"He was eight years old," says Mohammed Gedi Gele, crouching before a sandy grave marked only by the branch of a thorn tree.
This region of the country, the southern Somali region, is home to thousands of nomadic herders who exist on the margins at the best of times. They live as their forefathers did thousands of years ago: residing in the desert bush, surviving off cows and camels, eating primarily milk and meat, and moving every few months to follow the rain.
But it has not rained for years. Even the camels are dying now. "After I lost all my camels, I thought I would lose all my children too," says Adam Mohammed Ali, who has 11 kids. "Without animals, there is no milk, no assets. There is no way to live."
Despite impossible hardship, the pastoralists of Ethiopia have showed amazing resolve to cope. Women boil rock-hard berries to eat, scrape their teeth on palm-seed shells to rub off the nutrients, make soup from tree roots, dig for hours in dry river beds until they find a bit of water.
Some women collect firewood in the bush and lug it for hours on their backs to sell at market places. Even in towns like Chereti, people with a little money can buy a meal of bread and meat at the local mud-hut hotel. It is not that there is no food in Ethiopia. Some parts of Ethiopia have produced a food surplus in recent years. Not long ago, the country even exported grains to Kenya. But for those who have no money and no animals, food aid is the only source of salvation.
The Somali region has the most impoverished regional government in the the country, and its rulers do not have the organizational ability or the money to deal with this crisis.
The administrative zone to which Chereti belongs, the Afder zone, is particularly remote. There are no phones, no electricity, no airports, no roads. Just two water trucks serve the district. The World Food Program has delivered only one load of wheat, and that was two months ago. "We walked three days to get here," says Haibo Mahamed Salat, a nomadic herder woman who lived in the bush until all her animals perished of hunger two months ago. "We heard there was a food ration here. But, when we arrived, there was nothing left."
The Ethiopian government itself must assume a share of responsibility. The country is wasting an estimated $1 million each day on a border war with its tiny neighbor to the north, Eritrea. Ethiopia did not start the two-year-old fight with its former friend, but it has sent some 500,000 soldiers to the trenches and is buying weapons to defend a scrap of scrub land that is, by all estimates, worthless.
"It has diverted our attention," Meles Zenawi, the Ethiopian prime minister, conceded on CNN recently. He had previously demobilized 80 percent of the Army and cut defense spending to fund development efforts."We were focussed on fighting poverty. Now our resources are divided."

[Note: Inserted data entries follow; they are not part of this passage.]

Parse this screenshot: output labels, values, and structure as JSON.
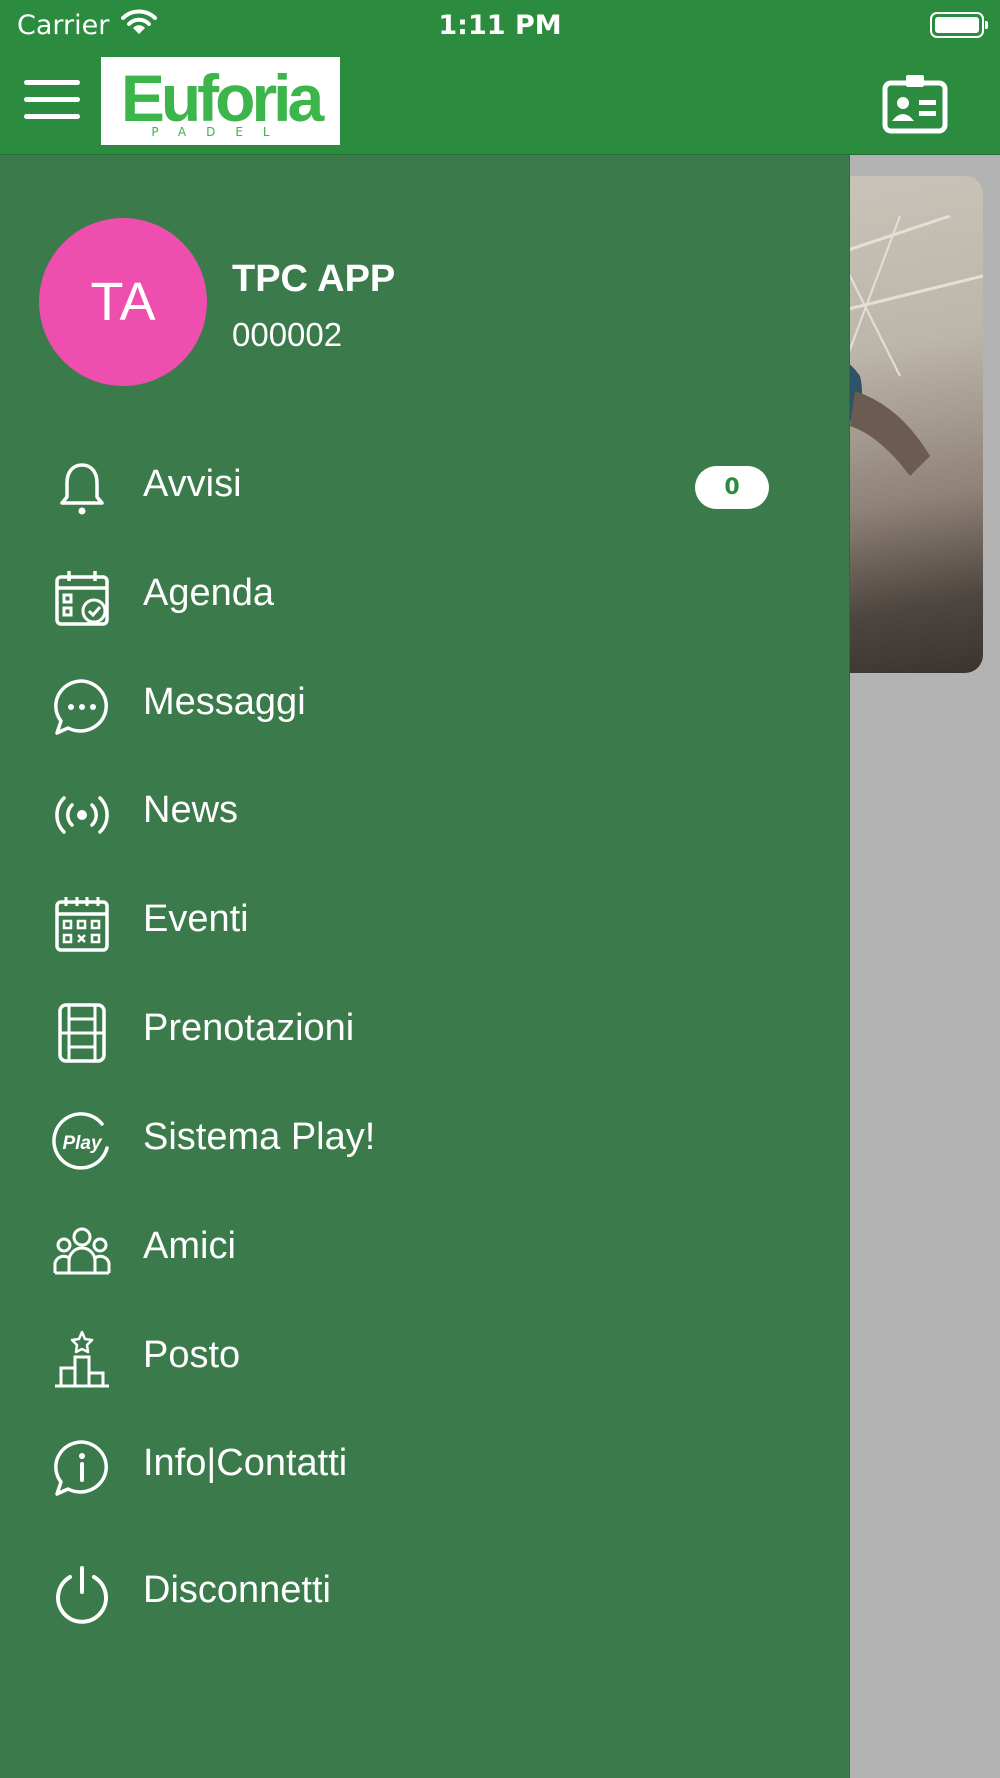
{
  "status_bar": {
    "carrier": "Carrier",
    "time": "1:11 PM"
  },
  "header": {
    "logo_text": "Euforia",
    "logo_subtext": "PADEL"
  },
  "user": {
    "initials": "TA",
    "name": "TPC APP",
    "code": "000002"
  },
  "menu": [
    {
      "label": "Avvisi",
      "icon": "bell-icon",
      "badge": "0"
    },
    {
      "label": "Agenda",
      "icon": "calendar-check-icon"
    },
    {
      "label": "Messaggi",
      "icon": "chat-bubble-icon"
    },
    {
      "label": "News",
      "icon": "broadcast-icon"
    },
    {
      "label": "Eventi",
      "icon": "calendar-grid-icon"
    },
    {
      "label": "Prenotazioni",
      "icon": "court-icon"
    },
    {
      "label": "Sistema Play!",
      "icon": "play-badge-icon",
      "icon_text": "Play"
    },
    {
      "label": "Amici",
      "icon": "friends-icon"
    },
    {
      "label": "Posto",
      "icon": "podium-icon"
    },
    {
      "label": "Info|Contatti",
      "icon": "info-chat-icon"
    },
    {
      "label": "Disconnetti",
      "icon": "power-icon"
    }
  ],
  "colors": {
    "header_green": "#2b8b3e",
    "drawer_green": "#3b7a4a",
    "avatar_pink": "#ee4fae",
    "logo_green": "#3cb54a"
  }
}
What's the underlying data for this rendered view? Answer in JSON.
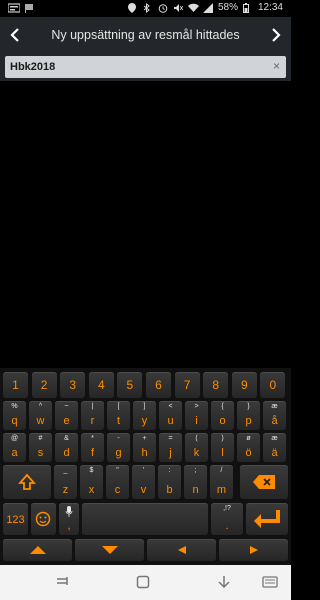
{
  "status": {
    "battery": "58%",
    "time": "12:34"
  },
  "header": {
    "title": "Ny uppsättning av resmål hittades"
  },
  "search": {
    "value": "Hbk2018",
    "clear_glyph": "×"
  },
  "keyboard": {
    "number_row": [
      "1",
      "2",
      "3",
      "4",
      "5",
      "6",
      "7",
      "8",
      "9",
      "0"
    ],
    "row1": [
      {
        "sub": "%",
        "main": "q"
      },
      {
        "sub": "^",
        "main": "w"
      },
      {
        "sub": "~",
        "main": "e"
      },
      {
        "sub": "|",
        "main": "r"
      },
      {
        "sub": "[",
        "main": "t"
      },
      {
        "sub": "]",
        "main": "y"
      },
      {
        "sub": "<",
        "main": "u"
      },
      {
        "sub": ">",
        "main": "i"
      },
      {
        "sub": "{",
        "main": "o"
      },
      {
        "sub": "}",
        "main": "p"
      },
      {
        "sub": "æ",
        "main": "å"
      }
    ],
    "row2": [
      {
        "sub": "@",
        "main": "a"
      },
      {
        "sub": "#",
        "main": "s"
      },
      {
        "sub": "&",
        "main": "d"
      },
      {
        "sub": "*",
        "main": "f"
      },
      {
        "sub": "-",
        "main": "g"
      },
      {
        "sub": "+",
        "main": "h"
      },
      {
        "sub": "=",
        "main": "j"
      },
      {
        "sub": "(",
        "main": "k"
      },
      {
        "sub": ")",
        "main": "l"
      },
      {
        "sub": "ø",
        "main": "ö"
      },
      {
        "sub": "æ",
        "main": "ä"
      }
    ],
    "row3": [
      {
        "sub": "_",
        "main": "z"
      },
      {
        "sub": "$",
        "main": "x"
      },
      {
        "sub": "\"",
        "main": "c"
      },
      {
        "sub": "'",
        "main": "v"
      },
      {
        "sub": ":",
        "main": "b"
      },
      {
        "sub": ";",
        "main": "n"
      },
      {
        "sub": "/",
        "main": "m"
      }
    ],
    "mode_label": "123",
    "comma": ",",
    "period_sub": ",!?",
    "period": "."
  },
  "colors": {
    "accent": "#ff8c00",
    "header_bg": "#23262b",
    "key_bg": "#2c2c2c"
  }
}
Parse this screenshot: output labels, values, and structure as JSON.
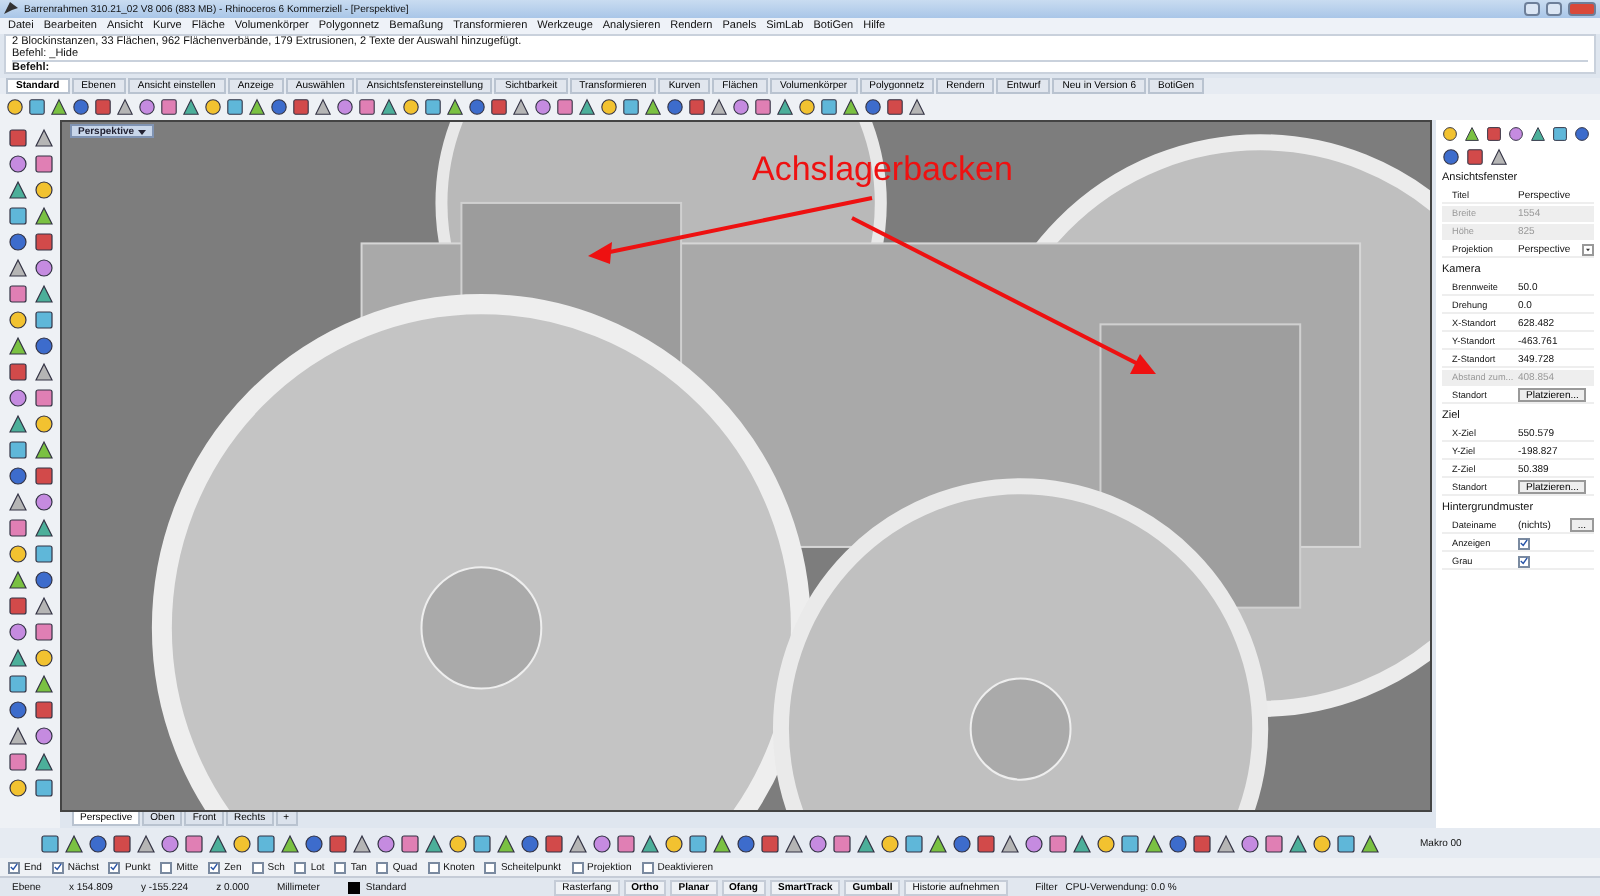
{
  "window": {
    "title": "Barrenrahmen 310.21_02 V8 006 (883 MB) - Rhinoceros 6 Kommerziell - [Perspektive]"
  },
  "menu": [
    "Datei",
    "Bearbeiten",
    "Ansicht",
    "Kurve",
    "Fläche",
    "Volumenkörper",
    "Polygonnetz",
    "Bemaßung",
    "Transformieren",
    "Werkzeuge",
    "Analysieren",
    "Rendern",
    "Panels",
    "SimLab",
    "BotiGen",
    "Hilfe"
  ],
  "command_history": [
    "2 Blockinstanzen, 33 Flächen, 962 Flächenverbände, 179 Extrusionen, 2 Texte der Auswahl hinzugefügt.",
    "Befehl: _Hide"
  ],
  "command_prompt": "Befehl:",
  "toolbar_tabs": [
    {
      "label": "Standard",
      "selected": true
    },
    {
      "label": "Ebenen",
      "selected": false
    },
    {
      "label": "Ansicht einstellen",
      "selected": false
    },
    {
      "label": "Anzeige",
      "selected": false
    },
    {
      "label": "Auswählen",
      "selected": false
    },
    {
      "label": "Ansichtsfenstereinstellung",
      "selected": false
    },
    {
      "label": "Sichtbarkeit",
      "selected": false
    },
    {
      "label": "Transformieren",
      "selected": false
    },
    {
      "label": "Kurven",
      "selected": false
    },
    {
      "label": "Flächen",
      "selected": false
    },
    {
      "label": "Volumenkörper",
      "selected": false
    },
    {
      "label": "Polygonnetz",
      "selected": false
    },
    {
      "label": "Rendern",
      "selected": false
    },
    {
      "label": "Entwurf",
      "selected": false
    },
    {
      "label": "Neu in Version 6",
      "selected": false
    },
    {
      "label": "BotiGen",
      "selected": false
    }
  ],
  "viewport": {
    "title": "Perspektive",
    "annotation": "Achslagerbacken"
  },
  "viewport_tabs": [
    {
      "label": "Perspective",
      "selected": true
    },
    {
      "label": "Oben",
      "selected": false
    },
    {
      "label": "Front",
      "selected": false
    },
    {
      "label": "Rechts",
      "selected": false
    }
  ],
  "add_viewport": "+",
  "macro_label": "Makro 00",
  "osnaps": [
    {
      "label": "End",
      "checked": true
    },
    {
      "label": "Nächst",
      "checked": true
    },
    {
      "label": "Punkt",
      "checked": true
    },
    {
      "label": "Mitte",
      "checked": false
    },
    {
      "label": "Zen",
      "checked": true
    },
    {
      "label": "Sch",
      "checked": false
    },
    {
      "label": "Lot",
      "checked": false
    },
    {
      "label": "Tan",
      "checked": false
    },
    {
      "label": "Quad",
      "checked": false
    },
    {
      "label": "Knoten",
      "checked": false
    },
    {
      "label": "Scheitelpunkt",
      "checked": false
    },
    {
      "label": "Projektion",
      "checked": false
    },
    {
      "label": "Deaktivieren",
      "checked": false
    }
  ],
  "status_bar": {
    "layer": "Ebene",
    "x": "x 154.809",
    "y": "y -155.224",
    "z": "z 0.000",
    "units": "Millimeter",
    "layer_name": "Standard",
    "toggles": [
      {
        "label": "Rasterfang",
        "on": false
      },
      {
        "label": "Ortho",
        "on": true
      },
      {
        "label": "Planar",
        "on": true
      },
      {
        "label": "Ofang",
        "on": true
      },
      {
        "label": "SmartTrack",
        "on": true
      },
      {
        "label": "Gumball",
        "on": true
      },
      {
        "label": "Historie aufnehmen",
        "on": false
      }
    ],
    "filter": "Filter",
    "cpu": "CPU-Verwendung: 0.0 %"
  },
  "properties": {
    "sections": [
      {
        "title": "Ansichtsfenster",
        "rows": [
          {
            "kind": "text",
            "label": "Titel",
            "value": "Perspective",
            "disabled": false
          },
          {
            "kind": "text",
            "label": "Breite",
            "value": "1554",
            "disabled": true
          },
          {
            "kind": "text",
            "label": "Höhe",
            "value": "825",
            "disabled": true
          },
          {
            "kind": "dropdown",
            "label": "Projektion",
            "value": "Perspective",
            "disabled": false
          }
        ]
      },
      {
        "title": "Kamera",
        "rows": [
          {
            "kind": "text",
            "label": "Brennweite",
            "value": "50.0",
            "disabled": false
          },
          {
            "kind": "text",
            "label": "Drehung",
            "value": "0.0",
            "disabled": false
          },
          {
            "kind": "text",
            "label": "X-Standort",
            "value": "628.482",
            "disabled": false
          },
          {
            "kind": "text",
            "label": "Y-Standort",
            "value": "-463.761",
            "disabled": false
          },
          {
            "kind": "text",
            "label": "Z-Standort",
            "value": "349.728",
            "disabled": false
          },
          {
            "kind": "text",
            "label": "Abstand zum...",
            "value": "408.854",
            "disabled": true
          },
          {
            "kind": "button",
            "label": "Standort",
            "value": "Platzieren...",
            "disabled": false
          }
        ]
      },
      {
        "title": "Ziel",
        "rows": [
          {
            "kind": "text",
            "label": "X-Ziel",
            "value": "550.579",
            "disabled": false
          },
          {
            "kind": "text",
            "label": "Y-Ziel",
            "value": "-198.827",
            "disabled": false
          },
          {
            "kind": "text",
            "label": "Z-Ziel",
            "value": "50.389",
            "disabled": false
          },
          {
            "kind": "button",
            "label": "Standort",
            "value": "Platzieren...",
            "disabled": false
          }
        ]
      },
      {
        "title": "Hintergrundmuster",
        "rows": [
          {
            "kind": "file",
            "label": "Dateiname",
            "value": "(nichts)",
            "browse": "...",
            "disabled": false
          },
          {
            "kind": "checkbox",
            "label": "Anzeigen",
            "checked": true,
            "disabled": false
          },
          {
            "kind": "checkbox",
            "label": "Grau",
            "checked": true,
            "disabled": false
          }
        ]
      }
    ]
  }
}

But rather than spending less on food aid, he points out, the Ethiopian government has committed to buy $100,000 tons for distribution to the needy - the largest donation it has ever made.
Ethiopia is now in a race against time to stave off a full-fledged famine. The country's northern highlands - the heart of the last great famine - has not reported deaths, but 7.8 million subsistence farmers who live in the area are at severe risk.
In all, donors have promised to send more than 490,000 tons of grain for this year's emergency relief effort.
Sam Van der Ende, of the Canadian Foodgrains Bank, notes that if Ethiopia is to endure in the long run it will take much more than a temporary out pouring of emotions and emergency food.
"People have to be willing to deal with the root causes, not just the crisis," he says. "We have the responsibility to stick around and make sure that this won't happen ever again."
(c) Copyright 2000. The Christian Science Publishing Society